GoPro was up to some easy year-over-year comparisons because of how much it has struggled, but that’s about the only thing the camera company has going for it right now. The company still needs to prove to investors that it’s more than just a passing fad and that its products will appeal to more than just a small niche of users.
Analysts have stopped expecting much of anything from the company. At one time, bulls were betting that the company’s Karma drone would shift its fortunes back around, but that didn’t turn out to be the case. The first launch was marred by power failures that caused the heavy chunks of metal and components to drop out of the sky unexpectedly. GoPro recalled all of its drones, fixed the problems, and put them back on the market, but the damage had been done.

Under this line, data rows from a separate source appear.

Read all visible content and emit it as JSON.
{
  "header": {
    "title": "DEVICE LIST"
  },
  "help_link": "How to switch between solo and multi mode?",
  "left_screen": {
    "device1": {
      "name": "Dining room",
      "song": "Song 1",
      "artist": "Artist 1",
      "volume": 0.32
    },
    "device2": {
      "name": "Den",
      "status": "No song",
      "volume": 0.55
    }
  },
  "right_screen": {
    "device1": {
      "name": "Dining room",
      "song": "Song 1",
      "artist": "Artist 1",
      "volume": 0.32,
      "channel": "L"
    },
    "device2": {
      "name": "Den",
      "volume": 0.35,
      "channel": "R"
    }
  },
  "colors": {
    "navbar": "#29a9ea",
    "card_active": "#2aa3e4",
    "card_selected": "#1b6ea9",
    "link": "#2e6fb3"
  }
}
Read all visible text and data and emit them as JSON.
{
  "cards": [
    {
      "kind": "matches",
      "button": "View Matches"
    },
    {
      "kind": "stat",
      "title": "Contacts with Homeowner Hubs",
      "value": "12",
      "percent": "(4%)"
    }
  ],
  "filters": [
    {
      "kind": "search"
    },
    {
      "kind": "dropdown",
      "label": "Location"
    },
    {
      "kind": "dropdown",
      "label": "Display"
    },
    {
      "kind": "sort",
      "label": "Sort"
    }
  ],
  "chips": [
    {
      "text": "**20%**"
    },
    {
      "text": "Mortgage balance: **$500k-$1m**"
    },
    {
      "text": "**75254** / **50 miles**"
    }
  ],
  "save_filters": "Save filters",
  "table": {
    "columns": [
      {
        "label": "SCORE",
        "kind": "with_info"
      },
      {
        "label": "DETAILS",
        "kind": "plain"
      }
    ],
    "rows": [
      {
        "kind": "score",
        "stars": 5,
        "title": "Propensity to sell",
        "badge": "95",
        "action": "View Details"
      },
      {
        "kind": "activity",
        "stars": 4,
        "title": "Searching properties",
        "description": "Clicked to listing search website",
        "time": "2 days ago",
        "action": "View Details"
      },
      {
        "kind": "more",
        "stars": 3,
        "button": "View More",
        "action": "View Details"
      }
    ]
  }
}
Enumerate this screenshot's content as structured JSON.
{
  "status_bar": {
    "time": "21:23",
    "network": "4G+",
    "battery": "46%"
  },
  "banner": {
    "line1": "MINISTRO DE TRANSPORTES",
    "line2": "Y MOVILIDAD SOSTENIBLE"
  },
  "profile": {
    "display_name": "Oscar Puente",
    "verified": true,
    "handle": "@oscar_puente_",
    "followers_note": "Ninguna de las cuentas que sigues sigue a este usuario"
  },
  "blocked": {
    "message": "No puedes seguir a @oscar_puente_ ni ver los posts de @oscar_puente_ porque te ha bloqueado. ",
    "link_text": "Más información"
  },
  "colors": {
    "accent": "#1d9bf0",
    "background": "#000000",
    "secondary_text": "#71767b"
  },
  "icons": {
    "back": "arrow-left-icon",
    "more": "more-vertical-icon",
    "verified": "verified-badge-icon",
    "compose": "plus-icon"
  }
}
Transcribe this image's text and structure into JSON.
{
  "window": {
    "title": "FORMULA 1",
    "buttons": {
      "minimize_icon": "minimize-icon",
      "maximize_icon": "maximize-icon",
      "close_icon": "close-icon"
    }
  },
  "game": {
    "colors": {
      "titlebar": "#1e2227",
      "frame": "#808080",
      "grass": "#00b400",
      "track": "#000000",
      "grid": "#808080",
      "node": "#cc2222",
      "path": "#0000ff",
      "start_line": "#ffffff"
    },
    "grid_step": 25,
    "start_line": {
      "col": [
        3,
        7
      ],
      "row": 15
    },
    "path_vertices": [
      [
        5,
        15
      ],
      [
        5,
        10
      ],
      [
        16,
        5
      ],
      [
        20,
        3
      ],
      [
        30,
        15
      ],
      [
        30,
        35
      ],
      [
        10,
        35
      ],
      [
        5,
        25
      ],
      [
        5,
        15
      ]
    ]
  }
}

Since then, the company has had one failure after another. It shut down its entertainment division after giving up on that idea and then it had to start laying off employees in order to cut costs as sales plunge. Most analysts have now given up on GoPro’s ability to survive in the long term. After initially launching the Karma late last year, the company only just now finally completed a full quarter of sales for the drone.
GoPro provides guidance
GoPro management guided for third-quarter sales of $300 million, plus or minus $10 million. They expect a GAAP and non-GAAP gross margin of 37%, plus or minus 1%. GoPro expects GAAP losses of 24 cents per share, plus or minus 5 cents and non-GAAP earnings to be losses of 6 cents per share, plus or minus 5 cents. Wall Street consensus currently stands at non-GAAP losses of 12 cents per share for the third quarter.
After GoPro Q2 2017 earnings were released, the company’s stock soared in after-hours trade, climbing by as much as 11.86% to $9.24.